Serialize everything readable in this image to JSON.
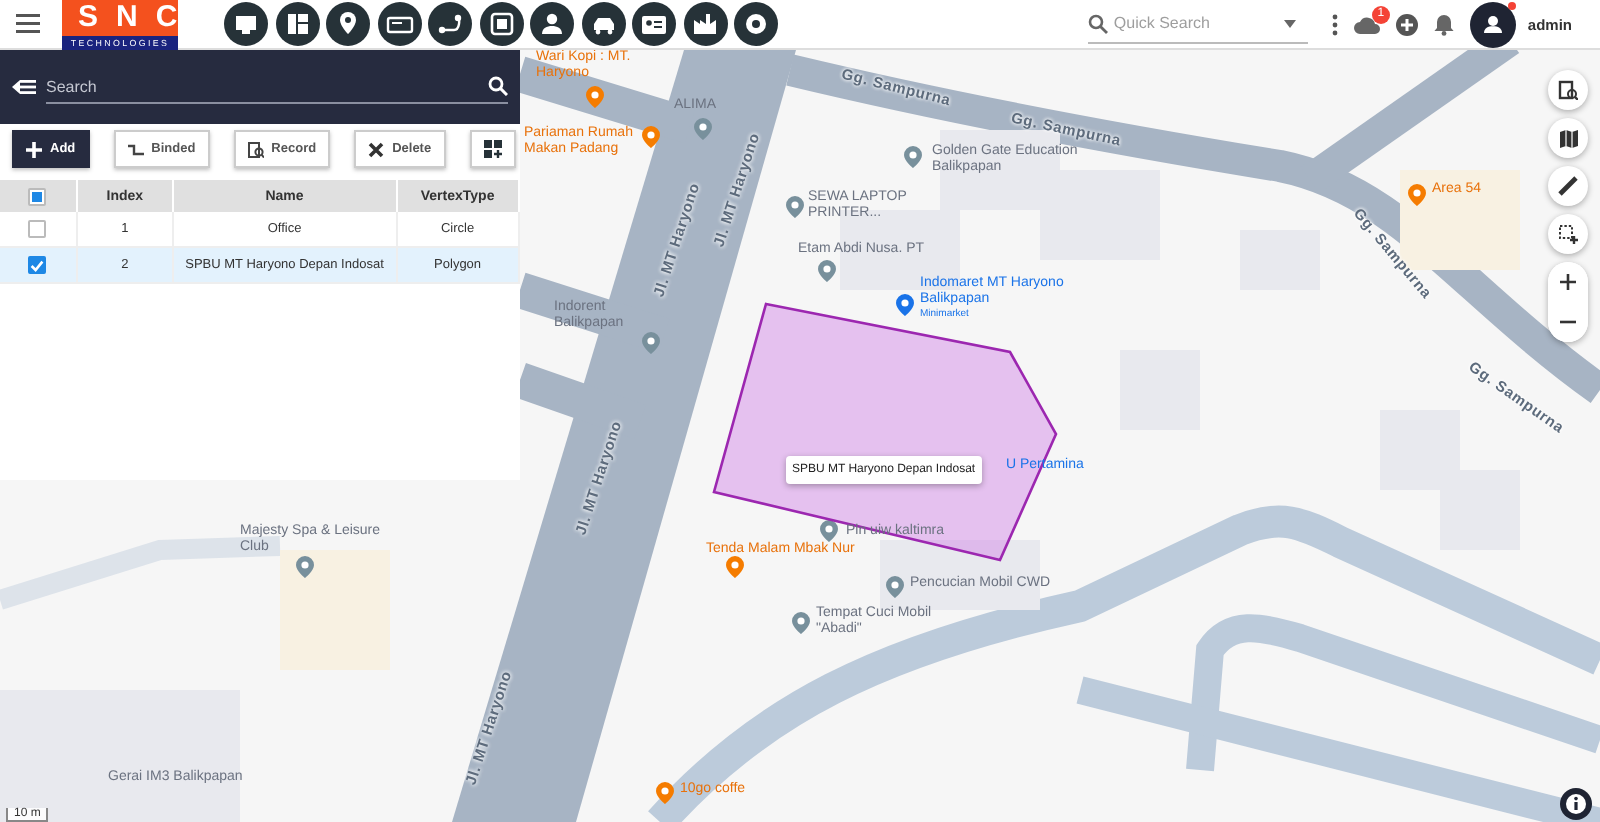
{
  "header": {
    "logo": {
      "title": "SNC",
      "subtitle": "TECHNOLOGIES"
    },
    "quick_search": {
      "placeholder": "Quick Search"
    },
    "notification_badge": "1",
    "user": {
      "name": "admin",
      "online": true
    }
  },
  "panel": {
    "search": {
      "placeholder": "Search"
    },
    "buttons": [
      {
        "label": "Add",
        "kind": "primary"
      },
      {
        "label": "Binded",
        "kind": "outline"
      },
      {
        "label": "Record",
        "kind": "outline"
      },
      {
        "label": "Delete",
        "kind": "outline"
      }
    ],
    "table": {
      "select_all": {
        "indeterminate": true
      },
      "columns": [
        "Index",
        "Name",
        "VertexType"
      ],
      "rows": [
        {
          "index": "1",
          "name": "Office",
          "vertex_type": "Circle",
          "checked": false,
          "selected": false
        },
        {
          "index": "2",
          "name": "SPBU MT Haryono Depan Indosat",
          "vertex_type": "Polygon",
          "checked": true,
          "selected": true
        }
      ]
    }
  },
  "map": {
    "labels": [
      {
        "kind": "food",
        "text": "Wari Kopi : MT. Haryono"
      },
      {
        "kind": "food",
        "text": "Pariaman Rumah Makan Padang"
      },
      {
        "kind": "place",
        "text": "ALIMA"
      },
      {
        "kind": "place",
        "text": "SEWA LAPTOP PRINTER..."
      },
      {
        "kind": "place",
        "text": "Golden Gate Education Balikpapan"
      },
      {
        "kind": "place",
        "text": "Etam Abdi Nusa. PT"
      },
      {
        "kind": "place",
        "text": "Indorent Balikpapan"
      },
      {
        "kind": "shop",
        "text": "Indomaret MT Haryono Balikpapan",
        "subtitle": "Minimarket"
      },
      {
        "kind": "food",
        "text": "Area 54"
      },
      {
        "kind": "shop",
        "text": "U Pertamina"
      },
      {
        "kind": "place",
        "text": "Pln uiw kaltimra"
      },
      {
        "kind": "food",
        "text": "Tenda Malam Mbak Nur"
      },
      {
        "kind": "place",
        "text": "Pencucian Mobil CWD"
      },
      {
        "kind": "place",
        "text": "Tempat Cuci Mobil \"Abadi\""
      },
      {
        "kind": "place",
        "text": "Majesty Spa & Leisure Club"
      },
      {
        "kind": "place",
        "text": "Gerai IM3 Balikpapan"
      },
      {
        "kind": "food",
        "text": "10go coffe"
      },
      {
        "kind": "road",
        "text": "Gg. Sampurna"
      },
      {
        "kind": "road",
        "text": "Gg. Sampurna"
      },
      {
        "kind": "road",
        "text": "Gg. Sampurna"
      },
      {
        "kind": "road",
        "text": "Gg. Sampurna"
      },
      {
        "kind": "road",
        "text": "Jl. MT Haryono"
      },
      {
        "kind": "road",
        "text": "Jl. MT Haryono"
      },
      {
        "kind": "road",
        "text": "Jl. MT Haryono"
      },
      {
        "kind": "road",
        "text": "Jl. MT Haryono"
      }
    ],
    "geofence": {
      "label": "SPBU MT Haryono Depan Indosat"
    },
    "scale": "10 m"
  }
}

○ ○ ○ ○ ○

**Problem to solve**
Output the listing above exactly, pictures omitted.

**Answer to this problem**
Serialize everything readable in this image to JSON.
{
  "header": {
    "logo": {
      "title": "SNC",
      "subtitle": "TECHNOLOGIES"
    },
    "quick_search": {
      "placeholder": "Quick Search"
    },
    "notification_badge": "1",
    "user": {
      "name": "admin",
      "online": true
    }
  },
  "panel": {
    "search": {
      "placeholder": "Search"
    },
    "buttons": [
      {
        "label": "Add",
        "kind": "primary"
      },
      {
        "label": "Binded",
        "kind": "outline"
      },
      {
        "label": "Record",
        "kind": "outline"
      },
      {
        "label": "Delete",
        "kind": "outline"
      }
    ],
    "table": {
      "select_all": {
        "indeterminate": true
      },
      "columns": [
        "Index",
        "Name",
        "VertexType"
      ],
      "rows": [
        {
          "index": "1",
          "name": "Office",
          "vertex_type": "Circle",
          "checked": false,
          "selected": false
        },
        {
          "index": "2",
          "name": "SPBU MT Haryono Depan Indosat",
          "vertex_type": "Polygon",
          "checked": true,
          "selected": true
        }
      ]
    }
  },
  "map": {
    "labels": [
      {
        "kind": "food",
        "text": "Wari Kopi : MT. Haryono"
      },
      {
        "kind": "food",
        "text": "Pariaman Rumah Makan Padang"
      },
      {
        "kind": "place",
        "text": "ALIMA"
      },
      {
        "kind": "place",
        "text": "SEWA LAPTOP PRINTER..."
      },
      {
        "kind": "place",
        "text": "Golden Gate Education Balikpapan"
      },
      {
        "kind": "place",
        "text": "Etam Abdi Nusa. PT"
      },
      {
        "kind": "place",
        "text": "Indorent Balikpapan"
      },
      {
        "kind": "shop",
        "text": "Indomaret MT Haryono Balikpapan",
        "subtitle": "Minimarket"
      },
      {
        "kind": "food",
        "text": "Area 54"
      },
      {
        "kind": "shop",
        "text": "U Pertamina"
      },
      {
        "kind": "place",
        "text": "Pln uiw kaltimra"
      },
      {
        "kind": "food",
        "text": "Tenda Malam Mbak Nur"
      },
      {
        "kind": "place",
        "text": "Pencucian Mobil CWD"
      },
      {
        "kind": "place",
        "text": "Tempat Cuci Mobil \"Abadi\""
      },
      {
        "kind": "place",
        "text": "Majesty Spa & Leisure Club"
      },
      {
        "kind": "place",
        "text": "Gerai IM3 Balikpapan"
      },
      {
        "kind": "food",
        "text": "10go coffe"
      },
      {
        "kind": "road",
        "text": "Gg. Sampurna"
      },
      {
        "kind": "road",
        "text": "Gg. Sampurna"
      },
      {
        "kind": "road",
        "text": "Gg. Sampurna"
      },
      {
        "kind": "road",
        "text": "Gg. Sampurna"
      },
      {
        "kind": "road",
        "text": "Jl. MT Haryono"
      },
      {
        "kind": "road",
        "text": "Jl. MT Haryono"
      },
      {
        "kind": "road",
        "text": "Jl. MT Haryono"
      },
      {
        "kind": "road",
        "text": "Jl. MT Haryono"
      }
    ],
    "geofence": {
      "label": "SPBU MT Haryono Depan Indosat"
    },
    "scale": "10 m"
  }
}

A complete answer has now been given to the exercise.